Magazine revenue

Last month, Gamebits made a big announcement: the availability of Juiced.GS in PDF format in a product separate from the quarterly print edition. The Concentrate line marks the first time ever that Juiced.GS content has been available as a commercial digital product. There were several motivations behind this launch, but I’ll start by eliminating two: money and necessity.

Other print publications have perforce moved online to follow their readers, their advertisers, or both. Juiced.GS has neither of these concerns. Our subscriber base is currently the largest it’s been in six years, representing a clear demand for a traditional print periodical.

As for advertisers, most magazines’ revenue sources break down like this:

Magazine revenue

By contrast and without exaggeration, Juiced.GS‘s P&L spreadsheet indicates these revenue sources:

Juiced.GS revenue

This dependency on subscriptions is akin to being a privately owned company: we can do what we need to to satisfy our customers, instead of following the dictates and interests of outside investors. It’s a wonderful freedom that has allowed Juiced.GS to achieve a longevity unprecedented in the Apple II’s history.

So we don’t have to move to a digital format — but do we want to?

Of course we do! There are obvious benefits to a PDF that we’re excited to offer our readers. And the more formats and features we offer, the more capable we are of getting Juiced.GS into hobbyists’ hands, where they can use that information to keep the Apple II alive. But there are also reasons for Juiced.GS remain in hardcopy. The challenge is to offer both editions without threatening each other.

At KansasFest, Rob Kenyon remarked that Juiced.GS Concentrate was a perfect solution. “It complements but does not compete with your flagship product,” he said. He’s right. Since the hardcopy Juiced.GS reports on what’s hot, regardless of the theme, the two product lines are not substitutes for each other.

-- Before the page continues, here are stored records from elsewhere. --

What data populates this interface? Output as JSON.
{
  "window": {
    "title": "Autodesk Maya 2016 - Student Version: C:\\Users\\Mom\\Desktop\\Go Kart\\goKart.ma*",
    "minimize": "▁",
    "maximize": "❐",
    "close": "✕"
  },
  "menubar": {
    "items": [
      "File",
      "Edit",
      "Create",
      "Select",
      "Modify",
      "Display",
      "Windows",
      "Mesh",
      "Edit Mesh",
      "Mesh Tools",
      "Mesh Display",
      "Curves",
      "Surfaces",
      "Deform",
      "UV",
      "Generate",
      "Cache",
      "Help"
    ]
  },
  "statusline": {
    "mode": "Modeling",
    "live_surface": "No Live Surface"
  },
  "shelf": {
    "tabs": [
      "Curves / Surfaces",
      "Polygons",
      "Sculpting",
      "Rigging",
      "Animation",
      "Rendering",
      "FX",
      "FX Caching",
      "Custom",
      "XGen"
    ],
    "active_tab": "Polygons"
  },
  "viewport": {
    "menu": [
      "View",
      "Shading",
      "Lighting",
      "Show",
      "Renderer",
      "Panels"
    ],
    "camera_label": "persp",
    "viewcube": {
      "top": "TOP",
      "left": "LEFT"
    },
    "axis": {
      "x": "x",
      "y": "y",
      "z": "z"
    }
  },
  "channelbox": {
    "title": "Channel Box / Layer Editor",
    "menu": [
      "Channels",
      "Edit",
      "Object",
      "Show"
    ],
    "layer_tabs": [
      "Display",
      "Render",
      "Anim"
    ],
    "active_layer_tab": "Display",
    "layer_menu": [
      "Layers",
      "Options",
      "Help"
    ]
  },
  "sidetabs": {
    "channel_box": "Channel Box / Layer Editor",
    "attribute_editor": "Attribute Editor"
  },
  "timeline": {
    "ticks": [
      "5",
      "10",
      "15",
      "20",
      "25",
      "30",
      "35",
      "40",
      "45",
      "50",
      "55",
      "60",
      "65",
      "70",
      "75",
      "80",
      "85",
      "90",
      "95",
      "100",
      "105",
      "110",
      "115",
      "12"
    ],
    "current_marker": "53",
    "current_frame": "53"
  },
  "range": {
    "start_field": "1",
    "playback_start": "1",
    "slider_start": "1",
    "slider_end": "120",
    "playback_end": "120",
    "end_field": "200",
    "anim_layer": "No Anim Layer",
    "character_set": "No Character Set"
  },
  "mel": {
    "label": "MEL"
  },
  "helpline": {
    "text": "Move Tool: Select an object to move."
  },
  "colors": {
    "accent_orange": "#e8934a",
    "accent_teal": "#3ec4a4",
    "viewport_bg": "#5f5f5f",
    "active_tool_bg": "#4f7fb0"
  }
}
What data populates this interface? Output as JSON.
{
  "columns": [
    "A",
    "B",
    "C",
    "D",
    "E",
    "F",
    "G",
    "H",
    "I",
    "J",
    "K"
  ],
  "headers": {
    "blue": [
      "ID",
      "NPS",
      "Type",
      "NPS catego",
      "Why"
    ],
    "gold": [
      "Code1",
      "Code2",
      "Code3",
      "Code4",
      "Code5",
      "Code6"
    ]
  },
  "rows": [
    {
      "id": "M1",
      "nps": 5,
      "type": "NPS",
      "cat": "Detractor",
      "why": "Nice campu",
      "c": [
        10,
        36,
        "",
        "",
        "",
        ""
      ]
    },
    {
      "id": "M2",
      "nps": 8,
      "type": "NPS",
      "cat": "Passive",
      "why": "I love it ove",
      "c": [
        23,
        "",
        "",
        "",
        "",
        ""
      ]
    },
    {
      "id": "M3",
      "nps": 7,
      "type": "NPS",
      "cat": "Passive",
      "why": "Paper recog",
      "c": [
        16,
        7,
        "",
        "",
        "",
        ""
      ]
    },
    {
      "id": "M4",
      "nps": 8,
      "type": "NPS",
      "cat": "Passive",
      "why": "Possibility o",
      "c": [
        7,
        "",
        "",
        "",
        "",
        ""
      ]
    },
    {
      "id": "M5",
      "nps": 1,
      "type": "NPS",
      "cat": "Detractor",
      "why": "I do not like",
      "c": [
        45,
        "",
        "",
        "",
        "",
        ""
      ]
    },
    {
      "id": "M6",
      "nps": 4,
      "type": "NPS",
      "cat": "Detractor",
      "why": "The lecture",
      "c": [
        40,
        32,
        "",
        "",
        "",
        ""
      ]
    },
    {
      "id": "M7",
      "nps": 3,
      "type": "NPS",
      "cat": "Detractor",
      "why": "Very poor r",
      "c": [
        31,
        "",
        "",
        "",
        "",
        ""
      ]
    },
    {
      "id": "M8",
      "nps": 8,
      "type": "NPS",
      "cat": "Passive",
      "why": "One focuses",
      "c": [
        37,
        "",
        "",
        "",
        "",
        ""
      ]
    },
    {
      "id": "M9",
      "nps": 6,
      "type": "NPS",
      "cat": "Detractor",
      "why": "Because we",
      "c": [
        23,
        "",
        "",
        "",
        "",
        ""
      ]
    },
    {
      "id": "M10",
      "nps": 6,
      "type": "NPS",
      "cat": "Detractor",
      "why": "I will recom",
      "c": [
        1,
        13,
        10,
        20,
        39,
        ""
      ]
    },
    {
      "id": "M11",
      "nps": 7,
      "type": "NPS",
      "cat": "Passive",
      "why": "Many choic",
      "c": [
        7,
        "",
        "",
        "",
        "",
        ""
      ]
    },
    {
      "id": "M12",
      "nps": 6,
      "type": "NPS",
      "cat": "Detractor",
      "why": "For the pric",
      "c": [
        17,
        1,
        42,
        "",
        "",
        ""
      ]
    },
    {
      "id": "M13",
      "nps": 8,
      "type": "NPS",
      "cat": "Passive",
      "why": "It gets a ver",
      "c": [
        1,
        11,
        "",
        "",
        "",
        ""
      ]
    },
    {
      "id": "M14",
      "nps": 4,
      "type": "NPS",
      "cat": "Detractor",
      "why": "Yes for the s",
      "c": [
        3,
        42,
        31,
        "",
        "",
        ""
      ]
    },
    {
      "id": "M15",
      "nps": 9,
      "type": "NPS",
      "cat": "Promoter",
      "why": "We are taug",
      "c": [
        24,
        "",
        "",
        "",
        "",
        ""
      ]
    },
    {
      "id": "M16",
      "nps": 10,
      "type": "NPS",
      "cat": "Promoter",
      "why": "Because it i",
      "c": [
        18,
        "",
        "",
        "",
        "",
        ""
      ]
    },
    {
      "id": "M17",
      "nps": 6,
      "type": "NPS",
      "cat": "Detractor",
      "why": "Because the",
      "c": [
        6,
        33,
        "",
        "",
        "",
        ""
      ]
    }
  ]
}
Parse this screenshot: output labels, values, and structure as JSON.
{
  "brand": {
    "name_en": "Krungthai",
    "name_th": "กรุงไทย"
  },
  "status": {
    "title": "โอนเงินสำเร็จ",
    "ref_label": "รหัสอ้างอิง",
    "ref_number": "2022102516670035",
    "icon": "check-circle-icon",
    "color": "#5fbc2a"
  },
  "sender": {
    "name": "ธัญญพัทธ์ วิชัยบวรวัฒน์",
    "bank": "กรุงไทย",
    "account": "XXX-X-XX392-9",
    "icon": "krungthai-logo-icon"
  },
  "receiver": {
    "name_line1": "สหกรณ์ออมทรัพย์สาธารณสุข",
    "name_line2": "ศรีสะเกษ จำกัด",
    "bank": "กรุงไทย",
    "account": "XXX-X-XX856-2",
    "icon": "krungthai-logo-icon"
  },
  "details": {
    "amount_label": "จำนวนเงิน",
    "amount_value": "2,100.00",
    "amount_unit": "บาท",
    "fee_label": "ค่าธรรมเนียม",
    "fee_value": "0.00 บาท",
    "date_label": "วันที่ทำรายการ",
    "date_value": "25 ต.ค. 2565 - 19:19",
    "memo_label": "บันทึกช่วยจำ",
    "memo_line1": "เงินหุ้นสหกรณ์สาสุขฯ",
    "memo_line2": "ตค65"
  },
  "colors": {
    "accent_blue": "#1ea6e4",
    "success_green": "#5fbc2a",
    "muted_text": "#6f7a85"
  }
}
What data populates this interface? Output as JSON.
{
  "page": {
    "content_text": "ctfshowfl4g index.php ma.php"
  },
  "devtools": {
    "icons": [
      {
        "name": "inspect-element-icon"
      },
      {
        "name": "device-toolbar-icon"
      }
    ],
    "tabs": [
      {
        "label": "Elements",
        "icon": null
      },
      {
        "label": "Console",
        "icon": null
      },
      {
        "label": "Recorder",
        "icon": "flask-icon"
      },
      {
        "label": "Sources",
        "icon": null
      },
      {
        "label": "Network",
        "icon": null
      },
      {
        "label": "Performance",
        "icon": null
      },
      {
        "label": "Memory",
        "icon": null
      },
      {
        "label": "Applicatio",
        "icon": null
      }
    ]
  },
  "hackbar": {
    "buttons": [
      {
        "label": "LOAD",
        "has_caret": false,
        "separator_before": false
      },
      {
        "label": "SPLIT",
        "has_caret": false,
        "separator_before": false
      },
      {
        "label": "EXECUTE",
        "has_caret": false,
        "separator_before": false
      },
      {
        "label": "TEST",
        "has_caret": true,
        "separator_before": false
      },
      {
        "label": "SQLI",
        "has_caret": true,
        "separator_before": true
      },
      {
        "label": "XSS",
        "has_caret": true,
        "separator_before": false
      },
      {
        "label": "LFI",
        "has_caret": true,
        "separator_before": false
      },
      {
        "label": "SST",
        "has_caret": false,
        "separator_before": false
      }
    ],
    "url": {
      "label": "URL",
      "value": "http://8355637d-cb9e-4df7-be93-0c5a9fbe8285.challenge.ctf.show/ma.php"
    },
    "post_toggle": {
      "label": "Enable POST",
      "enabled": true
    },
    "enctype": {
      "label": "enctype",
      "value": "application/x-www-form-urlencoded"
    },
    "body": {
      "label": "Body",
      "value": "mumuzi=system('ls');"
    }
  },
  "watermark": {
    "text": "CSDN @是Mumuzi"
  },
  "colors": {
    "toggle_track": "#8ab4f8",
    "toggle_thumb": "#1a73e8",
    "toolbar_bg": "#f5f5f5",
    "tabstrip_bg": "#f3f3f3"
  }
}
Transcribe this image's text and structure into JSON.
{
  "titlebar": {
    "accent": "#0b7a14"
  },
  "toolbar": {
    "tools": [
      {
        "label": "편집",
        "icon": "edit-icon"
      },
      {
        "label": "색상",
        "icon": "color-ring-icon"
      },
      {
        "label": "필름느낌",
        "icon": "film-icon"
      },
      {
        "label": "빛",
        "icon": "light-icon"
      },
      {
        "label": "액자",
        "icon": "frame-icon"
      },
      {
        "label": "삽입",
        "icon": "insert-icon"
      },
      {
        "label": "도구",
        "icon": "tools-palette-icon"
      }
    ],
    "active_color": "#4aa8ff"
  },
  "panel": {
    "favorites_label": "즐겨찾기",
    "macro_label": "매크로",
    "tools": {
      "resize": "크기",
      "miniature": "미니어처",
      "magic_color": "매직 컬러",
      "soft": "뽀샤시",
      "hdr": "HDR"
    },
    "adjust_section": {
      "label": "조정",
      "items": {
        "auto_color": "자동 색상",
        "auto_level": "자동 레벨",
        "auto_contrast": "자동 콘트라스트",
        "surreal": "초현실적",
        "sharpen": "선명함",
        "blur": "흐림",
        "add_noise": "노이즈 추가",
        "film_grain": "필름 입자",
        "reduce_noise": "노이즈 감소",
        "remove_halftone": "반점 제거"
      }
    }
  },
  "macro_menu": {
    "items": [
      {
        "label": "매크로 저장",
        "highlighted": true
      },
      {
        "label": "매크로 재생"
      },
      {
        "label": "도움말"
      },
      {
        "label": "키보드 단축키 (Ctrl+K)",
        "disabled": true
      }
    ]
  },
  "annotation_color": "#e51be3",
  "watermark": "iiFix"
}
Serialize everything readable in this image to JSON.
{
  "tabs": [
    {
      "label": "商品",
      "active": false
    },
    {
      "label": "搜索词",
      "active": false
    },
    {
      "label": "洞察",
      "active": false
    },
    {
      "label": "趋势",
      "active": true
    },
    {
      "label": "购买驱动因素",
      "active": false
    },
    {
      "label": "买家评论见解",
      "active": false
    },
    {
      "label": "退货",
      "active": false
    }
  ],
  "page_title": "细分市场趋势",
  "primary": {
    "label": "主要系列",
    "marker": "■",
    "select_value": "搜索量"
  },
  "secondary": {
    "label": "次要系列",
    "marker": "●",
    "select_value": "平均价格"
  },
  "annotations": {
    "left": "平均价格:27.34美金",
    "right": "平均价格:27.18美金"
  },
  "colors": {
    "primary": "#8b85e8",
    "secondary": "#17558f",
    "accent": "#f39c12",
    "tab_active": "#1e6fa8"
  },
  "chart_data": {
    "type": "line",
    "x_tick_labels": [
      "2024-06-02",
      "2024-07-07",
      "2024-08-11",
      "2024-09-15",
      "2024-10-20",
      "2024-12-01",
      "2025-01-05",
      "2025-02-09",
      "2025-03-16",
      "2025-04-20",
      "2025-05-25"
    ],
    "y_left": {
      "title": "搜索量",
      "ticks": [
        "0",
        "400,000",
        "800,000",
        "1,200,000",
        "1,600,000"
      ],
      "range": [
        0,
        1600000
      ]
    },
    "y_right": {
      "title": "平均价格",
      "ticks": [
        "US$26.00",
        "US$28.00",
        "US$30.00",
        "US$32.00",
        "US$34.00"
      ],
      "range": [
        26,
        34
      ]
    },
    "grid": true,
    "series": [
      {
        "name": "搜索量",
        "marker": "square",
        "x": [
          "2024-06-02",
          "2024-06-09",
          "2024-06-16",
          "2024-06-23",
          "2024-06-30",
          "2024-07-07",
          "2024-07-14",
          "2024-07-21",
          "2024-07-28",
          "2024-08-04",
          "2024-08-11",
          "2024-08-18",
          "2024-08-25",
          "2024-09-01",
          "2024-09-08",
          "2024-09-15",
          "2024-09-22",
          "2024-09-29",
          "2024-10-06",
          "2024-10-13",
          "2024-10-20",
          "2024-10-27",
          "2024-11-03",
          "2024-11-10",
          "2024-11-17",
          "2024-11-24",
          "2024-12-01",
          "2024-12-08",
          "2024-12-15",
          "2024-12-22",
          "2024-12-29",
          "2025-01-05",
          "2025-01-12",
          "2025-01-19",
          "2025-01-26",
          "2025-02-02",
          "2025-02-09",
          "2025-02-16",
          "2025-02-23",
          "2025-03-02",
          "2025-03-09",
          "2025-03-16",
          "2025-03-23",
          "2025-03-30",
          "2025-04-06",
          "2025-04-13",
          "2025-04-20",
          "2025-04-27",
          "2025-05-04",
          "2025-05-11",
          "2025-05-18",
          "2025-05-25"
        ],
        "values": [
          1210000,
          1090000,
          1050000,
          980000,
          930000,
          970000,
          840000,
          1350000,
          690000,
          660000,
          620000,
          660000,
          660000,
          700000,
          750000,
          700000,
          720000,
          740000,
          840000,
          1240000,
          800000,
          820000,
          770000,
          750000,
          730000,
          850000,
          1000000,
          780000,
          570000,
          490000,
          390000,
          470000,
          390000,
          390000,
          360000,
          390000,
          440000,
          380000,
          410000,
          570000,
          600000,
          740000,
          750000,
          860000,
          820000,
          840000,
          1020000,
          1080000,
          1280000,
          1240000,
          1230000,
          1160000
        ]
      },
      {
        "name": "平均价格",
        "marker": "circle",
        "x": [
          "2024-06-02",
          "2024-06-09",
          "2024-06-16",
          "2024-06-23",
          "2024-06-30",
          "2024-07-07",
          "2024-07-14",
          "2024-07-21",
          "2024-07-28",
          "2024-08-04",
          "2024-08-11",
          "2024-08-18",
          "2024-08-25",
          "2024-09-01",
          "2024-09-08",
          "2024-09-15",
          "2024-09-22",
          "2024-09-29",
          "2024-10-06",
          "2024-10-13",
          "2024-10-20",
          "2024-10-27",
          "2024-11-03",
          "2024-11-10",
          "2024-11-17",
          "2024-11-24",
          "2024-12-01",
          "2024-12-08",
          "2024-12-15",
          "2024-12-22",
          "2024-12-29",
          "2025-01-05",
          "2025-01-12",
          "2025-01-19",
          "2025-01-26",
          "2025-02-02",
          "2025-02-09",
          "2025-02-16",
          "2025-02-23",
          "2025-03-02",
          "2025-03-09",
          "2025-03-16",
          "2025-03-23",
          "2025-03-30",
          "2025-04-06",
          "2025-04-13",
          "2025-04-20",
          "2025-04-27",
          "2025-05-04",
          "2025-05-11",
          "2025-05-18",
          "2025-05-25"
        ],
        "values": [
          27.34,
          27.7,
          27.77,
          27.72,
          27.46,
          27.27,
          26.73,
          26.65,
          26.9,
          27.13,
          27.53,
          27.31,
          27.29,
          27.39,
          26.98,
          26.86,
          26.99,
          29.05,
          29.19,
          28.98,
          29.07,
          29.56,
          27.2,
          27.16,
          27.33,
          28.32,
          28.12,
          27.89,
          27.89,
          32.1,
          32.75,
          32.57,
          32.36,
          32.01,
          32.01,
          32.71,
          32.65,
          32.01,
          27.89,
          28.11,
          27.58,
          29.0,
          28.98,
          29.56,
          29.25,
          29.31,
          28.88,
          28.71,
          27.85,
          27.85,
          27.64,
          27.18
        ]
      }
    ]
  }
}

Concentrate saves readers time and money by eliminating the need to purchase and refer to multiple issues or volumes to find just the articles they want, while anyone who wants to receive a quarterly periodical with the latest news, reviews, and interviews from the Apple II world will find it in each issue of Juiced.GS.

The first three volumes of Concentrate are just the beginning. We’ve already updated the initial batch of PDFs in response to reader suggestions, making them easier to navigate, and are looking to add more titles to our catalog. After buying the “Back to BASICs” volume, Wayne Arthurton shared his appreciation that the Applesoft code could be easily copied and pasted into his own programs — a quality that could explain why this Concentrate is selling better than others. Knowing whether these products are being used as convenient leisure reading or as technical references helps us decide what themes to compile into future Concentrates.

Ironically, none of the customers (potential or otherwise) who have asked for a PDF edition of Juiced.GS have responded to this product announcement, either with feedback or purchase; all our initial comments and sales have come from the same readers who have asked us to remain in print. Whether Concentrate serves current readers or expands to new markets is secondary to it being found useful.

If you have any questions or suggestions for the future of either edition of Juiced.GS, please let us know!